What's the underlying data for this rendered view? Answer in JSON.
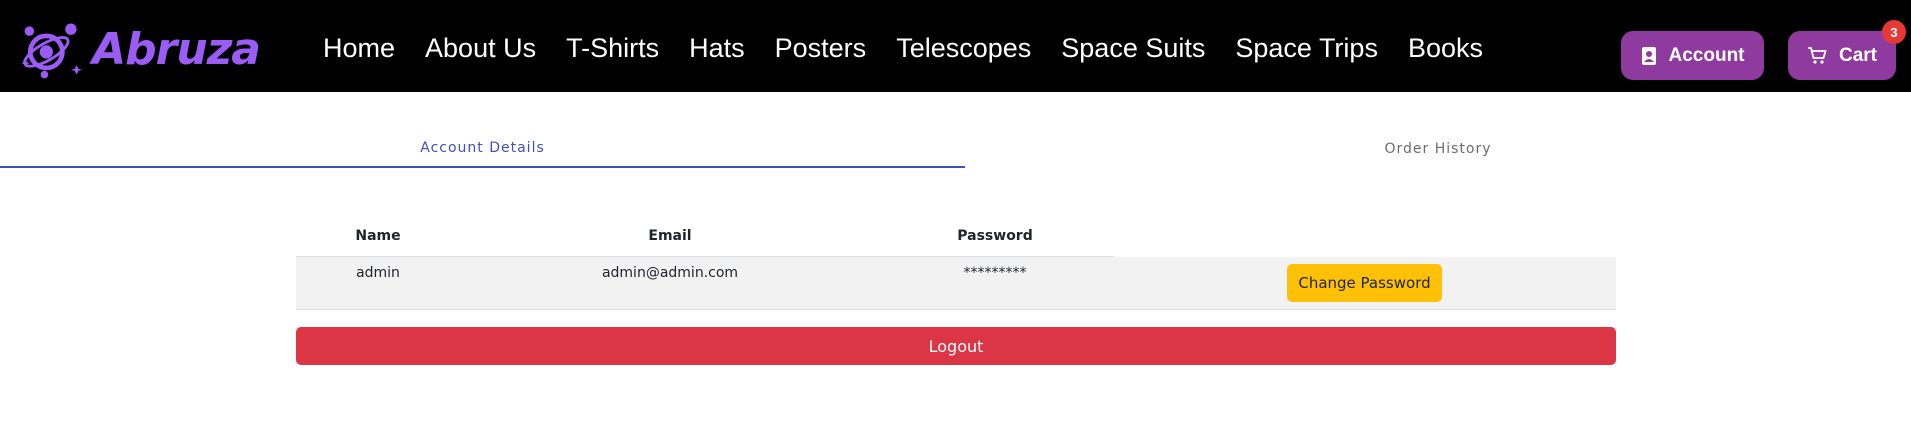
{
  "header": {
    "brand": "Abruza",
    "nav": [
      "Home",
      "About Us",
      "T-Shirts",
      "Hats",
      "Posters",
      "Telescopes",
      "Space Suits",
      "Space Trips",
      "Books"
    ],
    "account_label": "Account",
    "cart_label": "Cart",
    "cart_count": "3",
    "colors": {
      "background": "#000000",
      "brand": "#9b5cf6",
      "button": "#8e3a9e",
      "badge": "#e53935"
    },
    "icons": {
      "logo": "planet-logo-icon",
      "account": "user-badge-icon",
      "cart": "shopping-cart-icon"
    }
  },
  "tabs": {
    "account_details": "Account Details",
    "order_history": "Order History",
    "active": "Account Details",
    "accent": "#3f51b5"
  },
  "table": {
    "headers": {
      "name": "Name",
      "email": "Email",
      "password": "Password"
    },
    "row": {
      "name": "admin",
      "email": "admin@admin.com",
      "password": "*********"
    },
    "change_password_label": "Change Password"
  },
  "logout_label": "Logout",
  "colors": {
    "change_password": "#ffc107",
    "logout": "#dc3545",
    "row_bg": "#f2f2f2"
  }
}
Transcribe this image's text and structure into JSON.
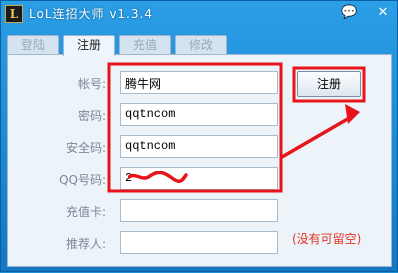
{
  "window": {
    "title": "LoL连招大师 v1.3.4",
    "icon_letter": "L",
    "help_glyph": "💬",
    "close_glyph": "✕"
  },
  "tabs": [
    {
      "label": "登陆",
      "active": false
    },
    {
      "label": "注册",
      "active": true
    },
    {
      "label": "充值",
      "active": false
    },
    {
      "label": "修改",
      "active": false
    }
  ],
  "form": {
    "account_label": "帐号:",
    "account_value": "腾牛网",
    "password_label": "密码:",
    "password_value": "qqtncom",
    "security_label": "安全码:",
    "security_value": "qqtncom",
    "qq_label": "QQ号码:",
    "qq_value": "2",
    "card_label": "充值卡:",
    "card_value": "",
    "referrer_label": "推荐人:",
    "referrer_value": "",
    "referrer_hint": "(没有可留空)"
  },
  "register_button": "注册",
  "colors": {
    "annotation_red": "#e8141c",
    "hint_red": "#e53424",
    "title_blue": "#1e8fd6"
  }
}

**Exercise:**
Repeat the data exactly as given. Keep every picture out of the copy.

**Your response:**
What's the underlying data for this rendered view? Answer in JSON.
{
  "header": {
    "brand": "Abruza",
    "nav": [
      "Home",
      "About Us",
      "T-Shirts",
      "Hats",
      "Posters",
      "Telescopes",
      "Space Suits",
      "Space Trips",
      "Books"
    ],
    "account_label": "Account",
    "cart_label": "Cart",
    "cart_count": "3",
    "colors": {
      "background": "#000000",
      "brand": "#9b5cf6",
      "button": "#8e3a9e",
      "badge": "#e53935"
    },
    "icons": {
      "logo": "planet-logo-icon",
      "account": "user-badge-icon",
      "cart": "shopping-cart-icon"
    }
  },
  "tabs": {
    "account_details": "Account Details",
    "order_history": "Order History",
    "active": "Account Details",
    "accent": "#3f51b5"
  },
  "table": {
    "headers": {
      "name": "Name",
      "email": "Email",
      "password": "Password"
    },
    "row": {
      "name": "admin",
      "email": "admin@admin.com",
      "password": "*********"
    },
    "change_password_label": "Change Password"
  },
  "logout_label": "Logout",
  "colors": {
    "change_password": "#ffc107",
    "logout": "#dc3545",
    "row_bg": "#f2f2f2"
  }
}
Transcribe this image's text and structure into JSON.
{
  "window": {
    "title": "LoL连招大师 v1.3.4",
    "icon_letter": "L",
    "help_glyph": "💬",
    "close_glyph": "✕"
  },
  "tabs": [
    {
      "label": "登陆",
      "active": false
    },
    {
      "label": "注册",
      "active": true
    },
    {
      "label": "充值",
      "active": false
    },
    {
      "label": "修改",
      "active": false
    }
  ],
  "form": {
    "account_label": "帐号:",
    "account_value": "腾牛网",
    "password_label": "密码:",
    "password_value": "qqtncom",
    "security_label": "安全码:",
    "security_value": "qqtncom",
    "qq_label": "QQ号码:",
    "qq_value": "2",
    "card_label": "充值卡:",
    "card_value": "",
    "referrer_label": "推荐人:",
    "referrer_value": "",
    "referrer_hint": "(没有可留空)"
  },
  "register_button": "注册",
  "colors": {
    "annotation_red": "#e8141c",
    "hint_red": "#e53424",
    "title_blue": "#1e8fd6"
  }
}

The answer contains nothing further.